Problem requirements: Lines in the entries below where the word "state" shows up should each be copied.

Top of Information given

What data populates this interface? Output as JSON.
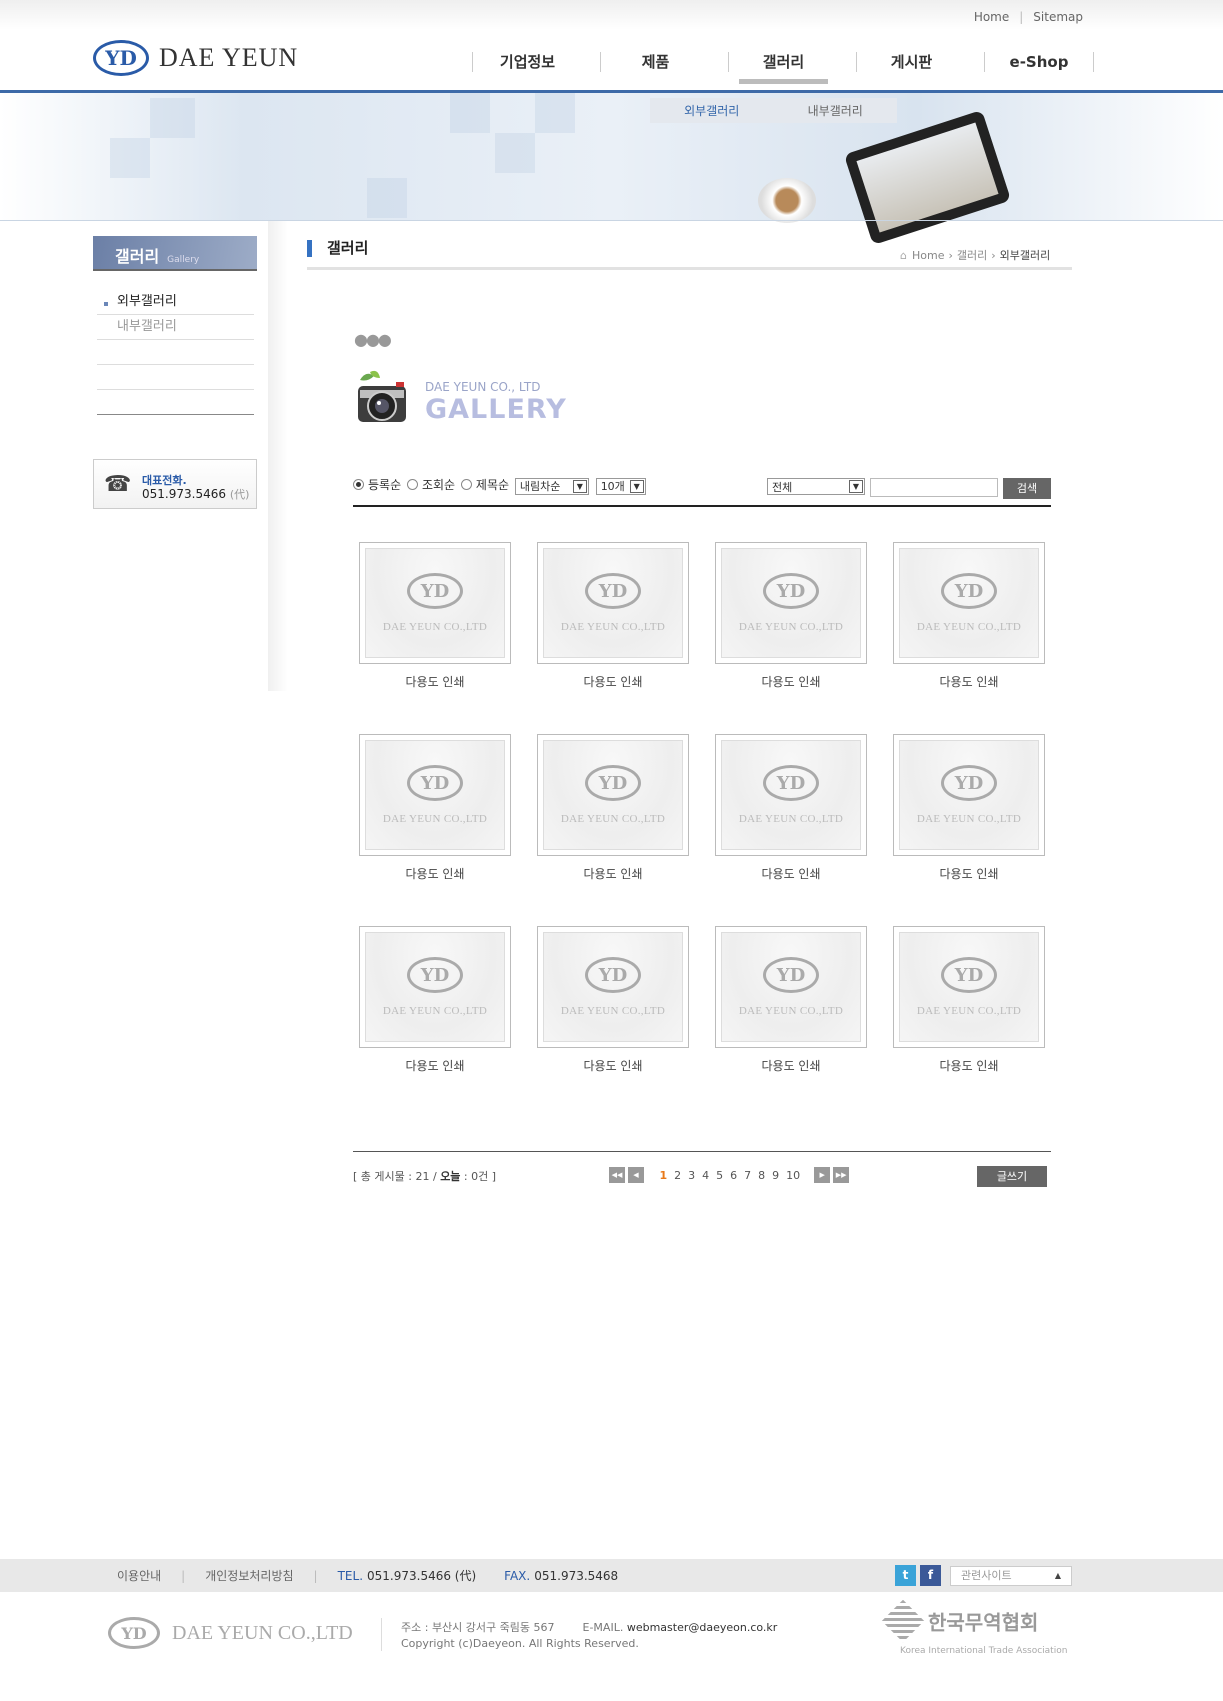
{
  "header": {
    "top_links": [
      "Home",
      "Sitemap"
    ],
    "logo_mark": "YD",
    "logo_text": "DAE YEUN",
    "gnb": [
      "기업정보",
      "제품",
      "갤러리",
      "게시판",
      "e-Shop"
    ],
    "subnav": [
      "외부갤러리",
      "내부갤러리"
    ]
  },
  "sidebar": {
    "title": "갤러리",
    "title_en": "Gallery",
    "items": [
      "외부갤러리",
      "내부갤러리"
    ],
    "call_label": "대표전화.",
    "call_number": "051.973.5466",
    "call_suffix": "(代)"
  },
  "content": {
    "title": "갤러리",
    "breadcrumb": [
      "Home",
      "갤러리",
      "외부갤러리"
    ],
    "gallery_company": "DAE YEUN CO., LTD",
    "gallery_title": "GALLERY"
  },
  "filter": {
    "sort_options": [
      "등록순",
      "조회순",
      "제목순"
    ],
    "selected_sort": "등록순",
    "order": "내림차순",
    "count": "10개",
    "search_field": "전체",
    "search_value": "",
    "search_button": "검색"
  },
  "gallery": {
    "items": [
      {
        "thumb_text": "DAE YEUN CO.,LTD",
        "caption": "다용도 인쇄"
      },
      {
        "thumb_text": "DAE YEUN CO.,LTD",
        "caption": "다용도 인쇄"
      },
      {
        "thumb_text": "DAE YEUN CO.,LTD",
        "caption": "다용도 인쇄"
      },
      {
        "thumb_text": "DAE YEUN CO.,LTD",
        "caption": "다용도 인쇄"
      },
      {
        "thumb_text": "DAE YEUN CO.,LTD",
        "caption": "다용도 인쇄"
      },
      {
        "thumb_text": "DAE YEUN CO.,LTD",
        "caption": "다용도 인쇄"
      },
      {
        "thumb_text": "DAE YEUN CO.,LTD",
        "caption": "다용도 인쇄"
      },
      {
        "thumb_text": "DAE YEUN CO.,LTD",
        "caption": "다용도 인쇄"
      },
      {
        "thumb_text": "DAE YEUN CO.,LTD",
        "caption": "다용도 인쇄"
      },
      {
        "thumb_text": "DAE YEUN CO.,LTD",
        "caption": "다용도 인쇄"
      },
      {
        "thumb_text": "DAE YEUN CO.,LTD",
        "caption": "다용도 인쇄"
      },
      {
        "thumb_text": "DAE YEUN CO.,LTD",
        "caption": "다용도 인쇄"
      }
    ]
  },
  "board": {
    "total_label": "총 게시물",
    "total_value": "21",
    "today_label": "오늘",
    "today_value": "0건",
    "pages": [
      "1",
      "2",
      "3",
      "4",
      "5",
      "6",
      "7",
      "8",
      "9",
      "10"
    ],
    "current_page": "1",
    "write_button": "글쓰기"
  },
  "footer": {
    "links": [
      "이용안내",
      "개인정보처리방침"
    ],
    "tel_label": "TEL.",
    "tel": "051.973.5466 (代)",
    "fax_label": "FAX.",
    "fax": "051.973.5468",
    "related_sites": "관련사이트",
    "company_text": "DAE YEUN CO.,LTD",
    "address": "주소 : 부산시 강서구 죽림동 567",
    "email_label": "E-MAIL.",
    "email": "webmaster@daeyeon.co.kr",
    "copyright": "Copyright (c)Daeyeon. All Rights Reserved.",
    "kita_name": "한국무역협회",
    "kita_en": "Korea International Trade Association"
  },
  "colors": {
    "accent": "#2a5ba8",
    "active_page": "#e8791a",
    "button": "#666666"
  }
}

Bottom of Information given
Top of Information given

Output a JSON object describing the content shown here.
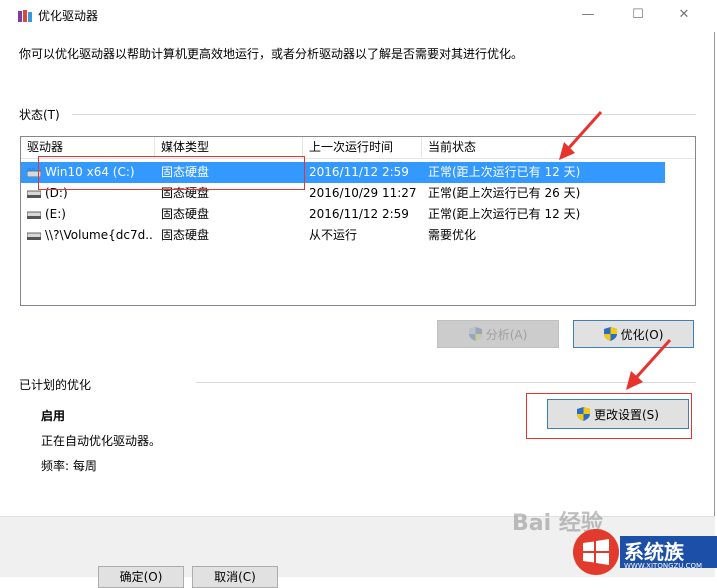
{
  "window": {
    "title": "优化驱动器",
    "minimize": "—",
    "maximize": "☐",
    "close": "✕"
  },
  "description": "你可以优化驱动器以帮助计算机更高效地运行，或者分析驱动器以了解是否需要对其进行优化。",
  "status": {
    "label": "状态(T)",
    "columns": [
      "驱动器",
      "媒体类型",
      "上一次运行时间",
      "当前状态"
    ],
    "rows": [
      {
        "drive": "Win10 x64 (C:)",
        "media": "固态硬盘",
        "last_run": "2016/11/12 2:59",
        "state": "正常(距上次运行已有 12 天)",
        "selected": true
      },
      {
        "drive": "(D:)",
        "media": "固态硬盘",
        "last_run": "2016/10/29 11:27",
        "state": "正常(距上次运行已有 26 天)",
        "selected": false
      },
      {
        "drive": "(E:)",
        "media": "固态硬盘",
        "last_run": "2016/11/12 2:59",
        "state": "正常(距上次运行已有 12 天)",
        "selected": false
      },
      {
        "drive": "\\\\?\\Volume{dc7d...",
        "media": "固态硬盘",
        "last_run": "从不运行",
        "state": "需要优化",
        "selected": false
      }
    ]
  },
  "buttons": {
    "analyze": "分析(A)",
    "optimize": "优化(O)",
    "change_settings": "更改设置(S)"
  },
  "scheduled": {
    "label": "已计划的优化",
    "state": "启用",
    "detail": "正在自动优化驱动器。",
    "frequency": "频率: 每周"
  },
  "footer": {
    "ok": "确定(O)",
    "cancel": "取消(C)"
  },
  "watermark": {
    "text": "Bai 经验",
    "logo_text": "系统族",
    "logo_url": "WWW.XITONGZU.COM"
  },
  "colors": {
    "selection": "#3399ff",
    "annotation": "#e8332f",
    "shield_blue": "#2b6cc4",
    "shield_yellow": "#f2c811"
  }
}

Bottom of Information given
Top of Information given

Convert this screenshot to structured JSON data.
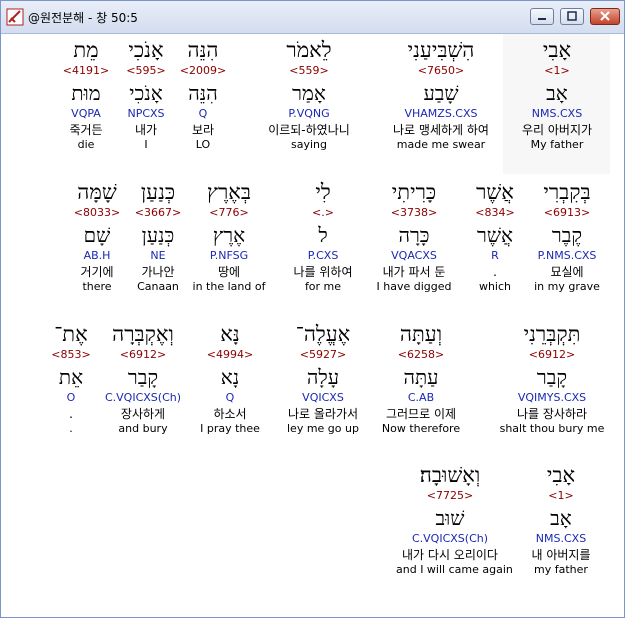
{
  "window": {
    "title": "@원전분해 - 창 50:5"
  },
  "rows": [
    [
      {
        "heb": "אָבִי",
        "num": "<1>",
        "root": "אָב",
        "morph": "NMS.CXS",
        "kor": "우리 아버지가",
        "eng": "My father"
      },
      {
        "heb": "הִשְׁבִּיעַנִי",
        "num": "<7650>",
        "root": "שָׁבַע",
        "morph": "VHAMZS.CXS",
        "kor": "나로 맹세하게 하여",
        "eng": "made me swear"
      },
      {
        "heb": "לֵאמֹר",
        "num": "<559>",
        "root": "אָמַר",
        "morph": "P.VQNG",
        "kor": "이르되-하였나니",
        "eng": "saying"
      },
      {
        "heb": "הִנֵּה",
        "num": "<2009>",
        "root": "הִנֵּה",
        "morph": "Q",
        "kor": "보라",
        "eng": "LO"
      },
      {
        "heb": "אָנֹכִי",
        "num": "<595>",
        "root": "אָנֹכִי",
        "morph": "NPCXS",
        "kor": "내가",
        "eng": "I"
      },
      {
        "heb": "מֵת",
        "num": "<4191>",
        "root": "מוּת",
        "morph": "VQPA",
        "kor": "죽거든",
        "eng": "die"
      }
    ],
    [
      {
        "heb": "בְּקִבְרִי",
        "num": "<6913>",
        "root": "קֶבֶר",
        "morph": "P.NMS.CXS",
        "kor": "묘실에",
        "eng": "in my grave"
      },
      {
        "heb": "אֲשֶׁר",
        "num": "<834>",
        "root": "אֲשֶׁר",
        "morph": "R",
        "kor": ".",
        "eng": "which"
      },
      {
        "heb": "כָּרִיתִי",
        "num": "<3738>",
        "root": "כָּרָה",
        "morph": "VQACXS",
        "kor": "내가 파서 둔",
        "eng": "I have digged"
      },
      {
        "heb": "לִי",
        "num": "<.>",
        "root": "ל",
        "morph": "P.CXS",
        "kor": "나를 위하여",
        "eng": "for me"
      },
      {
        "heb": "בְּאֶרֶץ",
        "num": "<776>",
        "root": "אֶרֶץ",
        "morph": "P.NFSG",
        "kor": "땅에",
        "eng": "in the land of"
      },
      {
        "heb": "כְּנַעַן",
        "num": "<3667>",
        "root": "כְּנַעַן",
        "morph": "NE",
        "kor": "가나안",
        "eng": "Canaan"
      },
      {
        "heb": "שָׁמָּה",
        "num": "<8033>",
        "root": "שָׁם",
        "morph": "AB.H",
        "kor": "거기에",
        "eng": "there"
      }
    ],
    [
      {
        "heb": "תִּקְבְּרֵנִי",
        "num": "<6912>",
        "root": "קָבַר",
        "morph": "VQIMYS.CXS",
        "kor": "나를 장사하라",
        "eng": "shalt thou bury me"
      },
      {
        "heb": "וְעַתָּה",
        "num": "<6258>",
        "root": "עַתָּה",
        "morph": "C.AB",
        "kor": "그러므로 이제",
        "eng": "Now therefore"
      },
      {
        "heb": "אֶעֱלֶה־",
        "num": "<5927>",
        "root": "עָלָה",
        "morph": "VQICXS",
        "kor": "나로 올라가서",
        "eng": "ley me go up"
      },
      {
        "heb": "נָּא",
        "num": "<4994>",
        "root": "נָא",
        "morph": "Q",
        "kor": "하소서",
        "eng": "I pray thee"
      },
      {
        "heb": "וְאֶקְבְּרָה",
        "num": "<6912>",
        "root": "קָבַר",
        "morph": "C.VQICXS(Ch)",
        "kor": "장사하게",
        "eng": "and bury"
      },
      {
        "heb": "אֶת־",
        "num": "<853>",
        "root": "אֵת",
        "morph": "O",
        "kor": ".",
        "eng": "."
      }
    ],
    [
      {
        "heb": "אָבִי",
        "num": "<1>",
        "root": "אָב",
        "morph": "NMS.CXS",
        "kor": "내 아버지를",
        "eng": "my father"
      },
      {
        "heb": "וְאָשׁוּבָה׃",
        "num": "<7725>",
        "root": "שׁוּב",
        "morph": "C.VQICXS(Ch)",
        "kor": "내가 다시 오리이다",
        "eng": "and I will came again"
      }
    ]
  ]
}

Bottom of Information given

Expected answer:
        "state": "正常(距上次运行已有 12 天)",
        "state": "正常(距上次运行已有 26 天)",
        "state": "正常(距上次运行已有 12 天)",
        "state": "需要优化",
    "state": "启用",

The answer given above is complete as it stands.